  3. A valuable addition; excellence added, or a change for the better; sometimes with on. The parts of Sinon, Camilla, and some few others, are improvements on the Greek poet. Addison.
  4. Advance or progress from any state to a better. There is a design of publishing the history of architecture, with its several improvements and decays. Addison.
  5. Instruction; growth in knowledge or refinement; edification. I look upon your city as the best place of improvement. South.
  6. Use or employment to beneficial purposes; a turning to good account; as, the improvement of natural advantages, or spiritual privileges. A good improvement of his reason. S. Clarke.
  7. Practical application; as, the improvement of the doctrines and principles of a sermon. I shall make some improvement of this doctrine. Tillotson. Hence,
  8. The part of a discourse intended to enforce and apply the doctrines, is called the improvement.
  9. Use; occupancy.
  10. Improvements, plur., valuable additions or melioration, as buildings, clearings, drains, fences, &c., on a farm. Kent.


  1. One who improves; one who makes himself or any thing else better; as, an improver of horses or cattle.
  2. That which improves, enriches or meliorates; as, chalk is an improver of lands.
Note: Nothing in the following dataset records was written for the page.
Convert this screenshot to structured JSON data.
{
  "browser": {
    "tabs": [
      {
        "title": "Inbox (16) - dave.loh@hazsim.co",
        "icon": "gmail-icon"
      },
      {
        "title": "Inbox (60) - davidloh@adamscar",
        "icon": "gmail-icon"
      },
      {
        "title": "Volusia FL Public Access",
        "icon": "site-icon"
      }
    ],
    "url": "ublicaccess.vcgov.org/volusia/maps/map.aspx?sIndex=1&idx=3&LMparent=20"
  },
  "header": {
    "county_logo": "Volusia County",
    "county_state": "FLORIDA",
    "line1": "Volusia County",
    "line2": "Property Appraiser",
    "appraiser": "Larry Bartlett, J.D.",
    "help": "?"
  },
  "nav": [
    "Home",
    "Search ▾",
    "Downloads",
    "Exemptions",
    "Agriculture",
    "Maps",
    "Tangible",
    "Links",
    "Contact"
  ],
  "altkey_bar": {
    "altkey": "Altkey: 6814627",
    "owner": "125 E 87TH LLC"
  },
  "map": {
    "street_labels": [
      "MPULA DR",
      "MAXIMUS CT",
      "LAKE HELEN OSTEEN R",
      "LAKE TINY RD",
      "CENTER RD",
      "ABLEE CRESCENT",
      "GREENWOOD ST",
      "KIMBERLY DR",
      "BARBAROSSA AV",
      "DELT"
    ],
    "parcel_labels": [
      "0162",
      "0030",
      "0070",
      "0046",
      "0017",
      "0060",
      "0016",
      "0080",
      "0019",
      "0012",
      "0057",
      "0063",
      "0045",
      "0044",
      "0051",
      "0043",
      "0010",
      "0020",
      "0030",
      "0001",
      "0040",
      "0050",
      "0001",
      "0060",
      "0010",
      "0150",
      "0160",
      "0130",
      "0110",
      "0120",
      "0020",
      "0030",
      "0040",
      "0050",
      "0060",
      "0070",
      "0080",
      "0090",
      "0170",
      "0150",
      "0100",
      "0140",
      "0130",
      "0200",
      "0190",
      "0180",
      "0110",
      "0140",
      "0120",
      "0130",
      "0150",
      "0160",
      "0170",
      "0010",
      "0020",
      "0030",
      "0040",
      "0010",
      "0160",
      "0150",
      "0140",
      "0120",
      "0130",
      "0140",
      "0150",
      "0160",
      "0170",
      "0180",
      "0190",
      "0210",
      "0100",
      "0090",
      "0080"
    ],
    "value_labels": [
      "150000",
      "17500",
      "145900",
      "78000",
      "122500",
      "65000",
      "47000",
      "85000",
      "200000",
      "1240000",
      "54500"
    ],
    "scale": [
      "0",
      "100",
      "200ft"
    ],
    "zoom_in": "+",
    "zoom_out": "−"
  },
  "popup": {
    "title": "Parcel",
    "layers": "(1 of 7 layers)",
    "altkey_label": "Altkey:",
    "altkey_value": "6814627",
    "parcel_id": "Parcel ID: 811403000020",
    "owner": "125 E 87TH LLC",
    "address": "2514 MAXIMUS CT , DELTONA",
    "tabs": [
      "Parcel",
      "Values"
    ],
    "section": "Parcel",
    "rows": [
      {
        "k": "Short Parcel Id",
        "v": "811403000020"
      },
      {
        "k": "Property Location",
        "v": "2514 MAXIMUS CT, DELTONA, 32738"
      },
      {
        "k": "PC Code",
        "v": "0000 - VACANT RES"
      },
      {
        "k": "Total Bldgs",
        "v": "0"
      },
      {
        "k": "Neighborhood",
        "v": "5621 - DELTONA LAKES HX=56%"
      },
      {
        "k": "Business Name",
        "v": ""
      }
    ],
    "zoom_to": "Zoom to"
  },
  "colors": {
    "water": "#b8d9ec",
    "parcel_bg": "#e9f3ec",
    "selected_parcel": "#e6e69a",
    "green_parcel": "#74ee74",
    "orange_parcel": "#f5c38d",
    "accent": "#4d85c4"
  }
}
Mortimer.

IM-PRO-VID'ED, a. [L. improvisus; in and provideo, to foresee or provide.]

Unforeseen; unexpected; not provided against. [Obs.] Spenser.

IM-PROV'I-DENCE, n. [L. in and providens, providentia, from pro, before, and video, to see.]

Want of providence or forecast; neglect of foresight, or of the measures which foresight might dictate for safety or advantage. Half the inconveniences and losses which men suffer, are the effects of improvidence.

IM-PROV'I-DENT, a. [L. in and providens; pro and video, supra.]

Wanting forecast; not foreseeing what will be necessary or convenient, or neglecting the measures which foresight would dictate; wanting care to make provision for future exigencies. Seamen are proverbially improvident. It is sometimes followed by of; as, improvident of harm.


Without foresight or forecast; without care to provide against future wants.


Tending to advance in good qualities; as, an improving rotation of crops.


Making better; growing better; using to advantage.


In an improving manner.




Act of performing extemporaneously.

IM-PRO'VI-SA-TO-RE, n. [It.]

A man who makes rhymes and short poems, extemporaneously.


Relating to extemporary composition of rhymes.


A woman who makes rhymes or short poems, extemporaneously.

IM-PRO-VISE', adv.